France ruled in November to delay completion of the merger until at least July, after the country’s presidential election result is known.

M&A activity set to pick up in 2007 ahead of liberalization

European utilities will continue consolidating in 2007 in the run-up to full market liberalisation, says independent researchers Datamonitor.

In a recent report it says that the new year has already begun with renewed speculation over the future ownership of a number of major utilities across Europe and further domestic and cross-border consolidation is anticipated this year.

Eon’s purchase of Endesa may be brought to a close, but new targets such as Suez are expected to be of as much interest to market observers, with the French state-orchestrated merger with GdF pushed back due to the forthcoming presidential elections.

Datamonitor also noted that Spanish utilities are likely to be active throughout the coming year, with Gas Natural, mentioned in connection with a number of other domestic utilities. Meanwhile, the UK’s smallest independent utility, Scottish and Southern Energy, also remains a candidate for larger predators.

News digest

Electricity drives AES: The Electric Drive Transportation Association is being joined by AES. The body represents battery, hybrid and fuel cell transportation technologies.

Poweo power pact: IPP Poweo has struck a power exchange deal with Electricte de France (EDF), granting the company access to 160 MW of power from nuclear capacity for 15 years. As part of the deal, EDF will have access to some of Poweo’s Pont-sur-Sambre gas-fired station’s output.

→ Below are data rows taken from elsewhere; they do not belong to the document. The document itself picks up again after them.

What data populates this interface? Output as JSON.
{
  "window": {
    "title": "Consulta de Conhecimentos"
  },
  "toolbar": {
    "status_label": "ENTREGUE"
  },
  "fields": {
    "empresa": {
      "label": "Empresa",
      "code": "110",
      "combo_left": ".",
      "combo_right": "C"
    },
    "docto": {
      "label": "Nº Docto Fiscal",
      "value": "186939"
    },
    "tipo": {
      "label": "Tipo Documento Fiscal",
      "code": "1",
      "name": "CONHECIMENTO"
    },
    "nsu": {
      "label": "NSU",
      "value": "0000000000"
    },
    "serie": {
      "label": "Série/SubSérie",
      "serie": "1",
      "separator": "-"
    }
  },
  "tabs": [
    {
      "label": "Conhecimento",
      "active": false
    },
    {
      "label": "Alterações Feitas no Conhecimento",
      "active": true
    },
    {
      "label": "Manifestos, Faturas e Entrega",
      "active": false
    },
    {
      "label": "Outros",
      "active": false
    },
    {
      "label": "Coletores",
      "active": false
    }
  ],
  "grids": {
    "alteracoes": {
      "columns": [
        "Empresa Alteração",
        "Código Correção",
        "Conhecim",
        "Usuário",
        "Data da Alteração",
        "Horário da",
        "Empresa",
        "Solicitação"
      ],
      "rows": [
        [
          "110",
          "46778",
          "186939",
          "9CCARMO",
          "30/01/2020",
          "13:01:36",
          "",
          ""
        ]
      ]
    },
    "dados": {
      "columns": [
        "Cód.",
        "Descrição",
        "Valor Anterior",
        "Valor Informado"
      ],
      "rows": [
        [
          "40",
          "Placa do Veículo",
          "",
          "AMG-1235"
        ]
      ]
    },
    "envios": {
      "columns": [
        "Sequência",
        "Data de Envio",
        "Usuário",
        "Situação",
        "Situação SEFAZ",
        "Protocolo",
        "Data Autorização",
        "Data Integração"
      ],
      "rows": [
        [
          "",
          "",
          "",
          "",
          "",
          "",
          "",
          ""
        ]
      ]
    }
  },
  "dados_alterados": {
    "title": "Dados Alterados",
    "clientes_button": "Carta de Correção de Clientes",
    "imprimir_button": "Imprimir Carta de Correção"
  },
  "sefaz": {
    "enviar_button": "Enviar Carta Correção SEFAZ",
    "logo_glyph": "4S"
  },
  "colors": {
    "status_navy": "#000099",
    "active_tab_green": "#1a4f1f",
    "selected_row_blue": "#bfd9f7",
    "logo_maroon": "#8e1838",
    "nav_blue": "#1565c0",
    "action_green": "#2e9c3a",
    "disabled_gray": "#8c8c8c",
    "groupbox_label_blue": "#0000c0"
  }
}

Dutch courage from Centrica: A €1.5bn ($1.9bn) bid for assets expected to be auction by Nuon and Essen as part of their imminent merger is being lined up by Centrica. The UK company is hoping to expand its presence in the Netherlands.

Ride on MAN: Swedish truck and genset manufacturers Scania may have escaped the clutches of a hostile takeover bid from MAN, which has hinted that it may not prolong the offer that is set to expire soon.

GE dries out: A definitive agreement for the sale of its hydroelectric business has been signed by GE. Pescarmona Group of Companies is set to take on all of GE’s worldwide hydroelectric business, except for its operations in Scandinavia.

Climate’s Italian stallion: Enel has announced a €4bn ($5.2bn) investment campaign that includes €3.3bn on renewables that will expand capacity by 1 700 MW over five years. A further €270m will go on energy efficiency and distributed generation.

3i makes big lift: Venture capital company 3i has agreed a buyout deal for Dockwise Transport, a Dutch heavy lift transport company that specialises in the marine and oil and gas industries. The deal is reported to be worth in the region of some $700m.

Tognum fuels up: RWE has sold its 18.1 per cent stake in MTU CFC Solutions, a fuel cell joint venture, back to majority owners Tognum. The move aims to allow Tognum the capability to expand its operations in the stationary fuel cell market.

Pulp friction: Metso has completed the acquisition of Aker Kvaerners pulping and power business after receiving approval from the European Commission. The deal was reported to come in at approximately €335m ($434m).

Korean current fun: Voith Siemens Hydro has announced the formation of a new joint venture in South Korea that is to develop and test large tidal power plants. Partners include Korea Hydro and Nuclear Power Co, Posco and the provincial government. Final implementation of the project will see 600 MW installed.

No posts to display